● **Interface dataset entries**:
☆ ☆ ☆
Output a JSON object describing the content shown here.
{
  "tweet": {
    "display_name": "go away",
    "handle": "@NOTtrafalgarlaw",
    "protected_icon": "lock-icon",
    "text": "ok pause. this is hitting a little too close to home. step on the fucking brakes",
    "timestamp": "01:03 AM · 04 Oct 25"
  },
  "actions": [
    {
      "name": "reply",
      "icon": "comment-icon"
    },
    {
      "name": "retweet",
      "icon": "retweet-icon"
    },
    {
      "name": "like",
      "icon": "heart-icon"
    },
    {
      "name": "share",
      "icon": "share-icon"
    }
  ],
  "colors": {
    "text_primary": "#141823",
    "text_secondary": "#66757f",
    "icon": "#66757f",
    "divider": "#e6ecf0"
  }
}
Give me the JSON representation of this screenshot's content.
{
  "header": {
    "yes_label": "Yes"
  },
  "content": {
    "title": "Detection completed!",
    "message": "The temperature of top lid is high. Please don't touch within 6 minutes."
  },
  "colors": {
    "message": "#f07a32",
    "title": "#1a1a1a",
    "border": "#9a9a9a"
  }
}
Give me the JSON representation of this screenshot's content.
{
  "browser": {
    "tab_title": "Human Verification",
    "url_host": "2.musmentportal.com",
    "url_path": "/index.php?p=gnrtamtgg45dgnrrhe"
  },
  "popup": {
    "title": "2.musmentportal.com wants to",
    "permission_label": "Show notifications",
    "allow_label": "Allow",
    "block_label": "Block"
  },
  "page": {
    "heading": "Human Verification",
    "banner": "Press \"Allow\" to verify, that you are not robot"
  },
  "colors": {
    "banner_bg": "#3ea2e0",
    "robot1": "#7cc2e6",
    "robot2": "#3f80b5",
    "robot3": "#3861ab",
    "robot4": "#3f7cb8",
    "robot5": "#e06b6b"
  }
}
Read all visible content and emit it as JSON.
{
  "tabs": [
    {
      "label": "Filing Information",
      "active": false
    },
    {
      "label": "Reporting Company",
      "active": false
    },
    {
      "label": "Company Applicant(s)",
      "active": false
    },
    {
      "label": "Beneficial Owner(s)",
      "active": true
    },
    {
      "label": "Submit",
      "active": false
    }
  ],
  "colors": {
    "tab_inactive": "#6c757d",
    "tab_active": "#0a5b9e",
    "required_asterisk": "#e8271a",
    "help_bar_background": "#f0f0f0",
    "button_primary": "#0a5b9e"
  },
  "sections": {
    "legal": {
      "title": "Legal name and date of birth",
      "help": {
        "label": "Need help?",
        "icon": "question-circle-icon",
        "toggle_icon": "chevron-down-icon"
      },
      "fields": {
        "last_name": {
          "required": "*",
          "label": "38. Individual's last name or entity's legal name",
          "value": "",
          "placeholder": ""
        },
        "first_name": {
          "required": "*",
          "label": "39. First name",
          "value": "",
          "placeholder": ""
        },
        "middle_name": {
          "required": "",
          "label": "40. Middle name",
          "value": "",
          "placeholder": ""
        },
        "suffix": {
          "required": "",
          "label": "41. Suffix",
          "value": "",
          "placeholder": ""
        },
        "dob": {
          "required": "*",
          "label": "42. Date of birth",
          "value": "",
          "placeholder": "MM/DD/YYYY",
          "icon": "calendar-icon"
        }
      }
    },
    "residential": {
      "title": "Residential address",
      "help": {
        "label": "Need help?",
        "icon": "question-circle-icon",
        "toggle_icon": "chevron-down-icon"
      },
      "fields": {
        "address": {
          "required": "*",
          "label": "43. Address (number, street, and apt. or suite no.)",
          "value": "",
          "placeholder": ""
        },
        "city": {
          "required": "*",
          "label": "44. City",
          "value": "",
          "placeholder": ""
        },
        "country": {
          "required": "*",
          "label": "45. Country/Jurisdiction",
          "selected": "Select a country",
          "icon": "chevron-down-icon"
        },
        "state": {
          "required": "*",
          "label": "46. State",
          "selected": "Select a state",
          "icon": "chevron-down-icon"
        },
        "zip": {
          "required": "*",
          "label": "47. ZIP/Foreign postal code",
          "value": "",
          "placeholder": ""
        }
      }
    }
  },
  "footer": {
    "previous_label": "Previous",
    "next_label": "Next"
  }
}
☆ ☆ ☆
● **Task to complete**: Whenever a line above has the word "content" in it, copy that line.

● **Answer box**:
Output a JSON object describing the content shown here.
Give me the JSON representation of this screenshot's content.
  "content": {
Give me the JSON representation of this screenshot's content.
Read all visible content and emit it as JSON.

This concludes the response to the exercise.